Well, some people might not want to leave. Some would say, “To hell with you, I don’t need your money,” and stay in the unit.
But would they really?
Would they stay if offered a dollar? How about a thousand dollars? How about ten thousand dollars? How about a hundred thousand dollars?
Everybody has a price, right?
I certainly hope all this doesn’t come off as insincere. I realize that tenants have rights, and I respect those rights. But this is business, and if a deal can be reached between two parties, then have at it.
The tenant first responded to the landlord’s request by saying that he wanted $5,000, and to live in the unit for free for the duration of the lease.
He wasn’t stupid, and apparently, he was a great negotiator!
The tenant had given first and last month’s rent as a deposit when he moved in, so the August rent was already paid for. He was essentially asking for three months’ rent for free, and at $1,800, that was a whopping $5,400. Not exactly chump change!
His request was a bit crazy, but perhaps he wanted to know just how bad the landlord wanted him out of the unit, so he could close the deal on May 1st instead of possibly terminating the listing and waiting until the fall. As I said – I don’t see any buyer purchasing the unit and agreeing to a September 1st closing.
Ever two days, the listing agent would call or email me to say, “We’re still working on it,” and our offer actually expired well before we even came close to reaching an agreement.
It was eight or nine days after we made our initial offer that the listing agent called me and said, “I think we have something here.”
The tenant agreed to leave for $7,000 in combined cash and free rent, and the seller/landlord agreed as well.

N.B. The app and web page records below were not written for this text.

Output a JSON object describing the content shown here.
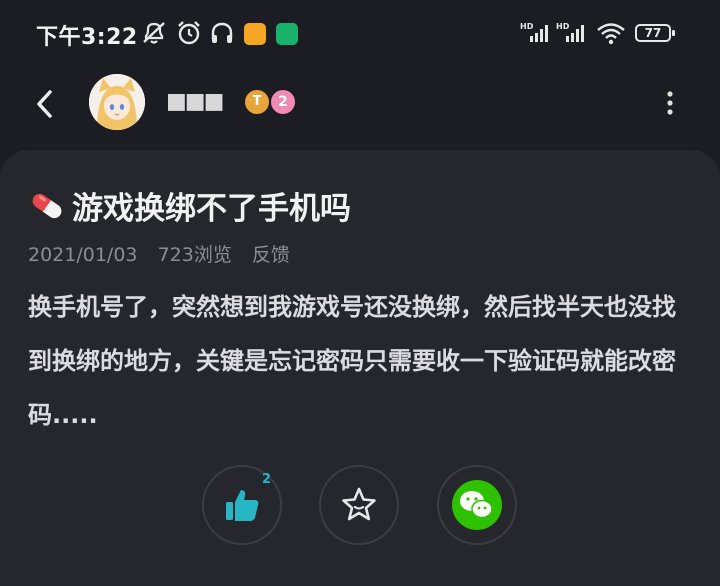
{
  "status_bar": {
    "time": "下午3:22",
    "battery": "77",
    "network_labels": [
      "HD",
      "HD"
    ]
  },
  "header": {
    "username_masked": "■■■",
    "level_badge": "T",
    "count_badge": "2"
  },
  "post": {
    "title": "游戏换绑不了手机吗",
    "date": "2021/01/03",
    "views": "723浏览",
    "feedback": "反馈",
    "body": "换手机号了，突然想到我游戏号还没换绑，然后找半天也没找到换绑的地方，关键是忘记密码只需要收一下验证码就能改密码.....",
    "like_count": "2"
  },
  "icons": [
    "back-icon",
    "avatar",
    "more-icon",
    "pill-icon",
    "thumbs-up-icon",
    "star-icon",
    "wechat-icon",
    "mute-icon",
    "alarm-icon",
    "headphones-icon",
    "wifi-icon",
    "battery-icon"
  ],
  "colors": {
    "background": "#1c1d22",
    "card": "#26272d",
    "accent": "#27b6c4",
    "wechat": "#2dc100"
  }
}
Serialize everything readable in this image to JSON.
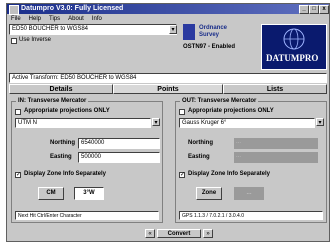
{
  "window": {
    "title": "Datumpro V3.0: Fully Licensed",
    "min_glyph": "_",
    "max_glyph": "□",
    "close_glyph": "x"
  },
  "menu": [
    "File",
    "Help",
    "Tips",
    "About",
    "Info"
  ],
  "transform_select": {
    "value": "ED50 BOUCHER to WGS84",
    "arrow": "▾"
  },
  "inverse_checkbox": {
    "checked": false,
    "label": "Use Inverse"
  },
  "survey_logo": {
    "line1": "Ordnance",
    "line2": "Survey",
    "line3": "OSTN97 - Enabled"
  },
  "brand": "DATUMPRO",
  "active_transform": "Active Transform: ED50 BOUCHER to WGS84",
  "tabs": [
    {
      "label": "Details",
      "active": false
    },
    {
      "label": "Points",
      "active": true
    },
    {
      "label": "Lists",
      "active": false
    }
  ],
  "in_group": {
    "title": "IN: Transverse Mercator",
    "approx_checked": false,
    "approx_label": "Appropriate projections ONLY",
    "projection": "UTM N",
    "northing_label": "Northing",
    "northing_value": "6540000",
    "easting_label": "Easting",
    "easting_value": "500000",
    "display_checked": true,
    "display_label": "Display Zone Info Separately",
    "zone_button": "CM",
    "zone_value": "3°W",
    "status": "Next Hit Ctrl/Enter Character"
  },
  "out_group": {
    "title": "OUT: Transverse Mercator",
    "approx_checked": false,
    "approx_label": "Appropriate projections ONLY",
    "projection": "Gauss Kruger 6°",
    "northing_label": "Northing",
    "northing_value": "...",
    "easting_label": "Easting",
    "easting_value": "...",
    "display_checked": true,
    "display_label": "Display Zone Info Separately",
    "zone_button": "Zone",
    "zone_value": "...",
    "status": "GPS 1.1.3 / 7.0.2.1 / 3.0.4.0"
  },
  "convert_button": "Convert",
  "nav": {
    "left": "«",
    "right": "»"
  }
}
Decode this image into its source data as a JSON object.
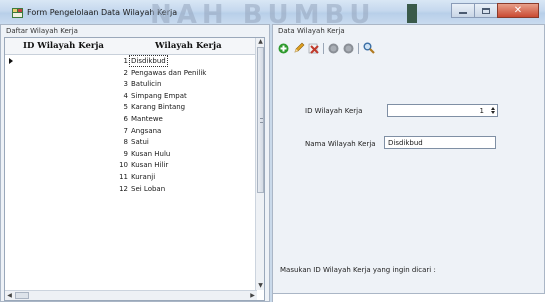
{
  "window": {
    "title": "Form Pengelolaan Data Wilayah Kerja",
    "watermark": "NAH BUMBU"
  },
  "left_panel": {
    "group_title": "Daftar Wilayah Kerja",
    "columns": [
      "ID Wilayah Kerja",
      "Wilayah Kerja"
    ],
    "rows": [
      {
        "id": "1",
        "name": "Disdikbud"
      },
      {
        "id": "2",
        "name": "Pengawas dan Penilik"
      },
      {
        "id": "3",
        "name": "Batulicin"
      },
      {
        "id": "4",
        "name": "Simpang Empat"
      },
      {
        "id": "5",
        "name": "Karang Bintang"
      },
      {
        "id": "6",
        "name": "Mantewe"
      },
      {
        "id": "7",
        "name": "Angsana"
      },
      {
        "id": "8",
        "name": "Satui"
      },
      {
        "id": "9",
        "name": "Kusan Hulu"
      },
      {
        "id": "10",
        "name": "Kusan Hilir"
      },
      {
        "id": "11",
        "name": "Kuranji"
      },
      {
        "id": "12",
        "name": "Sei Loban"
      }
    ],
    "selected_row": 0
  },
  "right_panel": {
    "group_title": "Data Wilayah Kerja",
    "toolbar": [
      "add-icon",
      "edit-icon",
      "delete-icon",
      "save-icon",
      "cancel-icon",
      "search-icon"
    ],
    "id_label": "ID Wilayah Kerja",
    "id_value": "1",
    "name_label": "Nama Wilayah Kerja",
    "name_value": "Disdikbud",
    "search_prompt": "Masukan ID Wilayah Kerja yang ingin dicari :"
  },
  "colors": {
    "add": "#2e9a2e",
    "delete": "#c0392b",
    "edit_pencil": "#e0a020",
    "disabled": "#8a8f96",
    "search_lens": "#3a6ea5"
  }
}
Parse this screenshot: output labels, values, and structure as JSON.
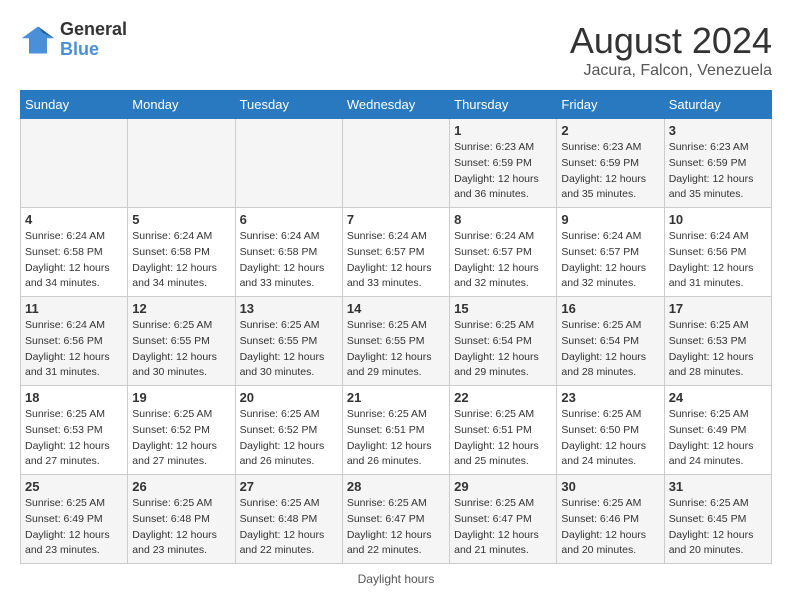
{
  "header": {
    "logo_line1": "General",
    "logo_line2": "Blue",
    "month_year": "August 2024",
    "location": "Jacura, Falcon, Venezuela"
  },
  "days_of_week": [
    "Sunday",
    "Monday",
    "Tuesday",
    "Wednesday",
    "Thursday",
    "Friday",
    "Saturday"
  ],
  "weeks": [
    [
      {
        "day": "",
        "sunrise": "",
        "sunset": "",
        "daylight": ""
      },
      {
        "day": "",
        "sunrise": "",
        "sunset": "",
        "daylight": ""
      },
      {
        "day": "",
        "sunrise": "",
        "sunset": "",
        "daylight": ""
      },
      {
        "day": "",
        "sunrise": "",
        "sunset": "",
        "daylight": ""
      },
      {
        "day": "1",
        "sunrise": "6:23 AM",
        "sunset": "6:59 PM",
        "daylight": "12 hours and 36 minutes."
      },
      {
        "day": "2",
        "sunrise": "6:23 AM",
        "sunset": "6:59 PM",
        "daylight": "12 hours and 35 minutes."
      },
      {
        "day": "3",
        "sunrise": "6:23 AM",
        "sunset": "6:59 PM",
        "daylight": "12 hours and 35 minutes."
      }
    ],
    [
      {
        "day": "4",
        "sunrise": "6:24 AM",
        "sunset": "6:58 PM",
        "daylight": "12 hours and 34 minutes."
      },
      {
        "day": "5",
        "sunrise": "6:24 AM",
        "sunset": "6:58 PM",
        "daylight": "12 hours and 34 minutes."
      },
      {
        "day": "6",
        "sunrise": "6:24 AM",
        "sunset": "6:58 PM",
        "daylight": "12 hours and 33 minutes."
      },
      {
        "day": "7",
        "sunrise": "6:24 AM",
        "sunset": "6:57 PM",
        "daylight": "12 hours and 33 minutes."
      },
      {
        "day": "8",
        "sunrise": "6:24 AM",
        "sunset": "6:57 PM",
        "daylight": "12 hours and 32 minutes."
      },
      {
        "day": "9",
        "sunrise": "6:24 AM",
        "sunset": "6:57 PM",
        "daylight": "12 hours and 32 minutes."
      },
      {
        "day": "10",
        "sunrise": "6:24 AM",
        "sunset": "6:56 PM",
        "daylight": "12 hours and 31 minutes."
      }
    ],
    [
      {
        "day": "11",
        "sunrise": "6:24 AM",
        "sunset": "6:56 PM",
        "daylight": "12 hours and 31 minutes."
      },
      {
        "day": "12",
        "sunrise": "6:25 AM",
        "sunset": "6:55 PM",
        "daylight": "12 hours and 30 minutes."
      },
      {
        "day": "13",
        "sunrise": "6:25 AM",
        "sunset": "6:55 PM",
        "daylight": "12 hours and 30 minutes."
      },
      {
        "day": "14",
        "sunrise": "6:25 AM",
        "sunset": "6:55 PM",
        "daylight": "12 hours and 29 minutes."
      },
      {
        "day": "15",
        "sunrise": "6:25 AM",
        "sunset": "6:54 PM",
        "daylight": "12 hours and 29 minutes."
      },
      {
        "day": "16",
        "sunrise": "6:25 AM",
        "sunset": "6:54 PM",
        "daylight": "12 hours and 28 minutes."
      },
      {
        "day": "17",
        "sunrise": "6:25 AM",
        "sunset": "6:53 PM",
        "daylight": "12 hours and 28 minutes."
      }
    ],
    [
      {
        "day": "18",
        "sunrise": "6:25 AM",
        "sunset": "6:53 PM",
        "daylight": "12 hours and 27 minutes."
      },
      {
        "day": "19",
        "sunrise": "6:25 AM",
        "sunset": "6:52 PM",
        "daylight": "12 hours and 27 minutes."
      },
      {
        "day": "20",
        "sunrise": "6:25 AM",
        "sunset": "6:52 PM",
        "daylight": "12 hours and 26 minutes."
      },
      {
        "day": "21",
        "sunrise": "6:25 AM",
        "sunset": "6:51 PM",
        "daylight": "12 hours and 26 minutes."
      },
      {
        "day": "22",
        "sunrise": "6:25 AM",
        "sunset": "6:51 PM",
        "daylight": "12 hours and 25 minutes."
      },
      {
        "day": "23",
        "sunrise": "6:25 AM",
        "sunset": "6:50 PM",
        "daylight": "12 hours and 24 minutes."
      },
      {
        "day": "24",
        "sunrise": "6:25 AM",
        "sunset": "6:49 PM",
        "daylight": "12 hours and 24 minutes."
      }
    ],
    [
      {
        "day": "25",
        "sunrise": "6:25 AM",
        "sunset": "6:49 PM",
        "daylight": "12 hours and 23 minutes."
      },
      {
        "day": "26",
        "sunrise": "6:25 AM",
        "sunset": "6:48 PM",
        "daylight": "12 hours and 23 minutes."
      },
      {
        "day": "27",
        "sunrise": "6:25 AM",
        "sunset": "6:48 PM",
        "daylight": "12 hours and 22 minutes."
      },
      {
        "day": "28",
        "sunrise": "6:25 AM",
        "sunset": "6:47 PM",
        "daylight": "12 hours and 22 minutes."
      },
      {
        "day": "29",
        "sunrise": "6:25 AM",
        "sunset": "6:47 PM",
        "daylight": "12 hours and 21 minutes."
      },
      {
        "day": "30",
        "sunrise": "6:25 AM",
        "sunset": "6:46 PM",
        "daylight": "12 hours and 20 minutes."
      },
      {
        "day": "31",
        "sunrise": "6:25 AM",
        "sunset": "6:45 PM",
        "daylight": "12 hours and 20 minutes."
      }
    ]
  ],
  "footer": {
    "text": "Daylight hours"
  }
}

The tenant signed the Form-N11, and my buyers and the seller signed the Agreement of Purchase & Sale.
I had told them from the start, “This could be really, really drawn-out,” and it was almost two weeks from when we first went in to see the unit to when we had an accepted Agreement, but it was all worth it.
Is it cheesy to say that everybody wins?
The tenant got a whack of cash.
The owner/landlord got his condo sold, and was able to close four months sooner.
And my buyers got the condo they wanted all along.
Cheesy, fine. But you can’t argue that it’s not all true!
A current client of mine wants to see a unit at Market Wharf this Saturday that is on the market for sale, and is tenanted until……wait for it………April 30th, 2016.
Maybe THAT is stretching things a bit.
But if you’re an active buyer, and there’s a unit you have your eye on that is tenanted for several months, don’t automatically dismiss it. There are ways to get vacant possession of a tenanted condo, if the parties involved can work towards it, and agree on fair compensation for all.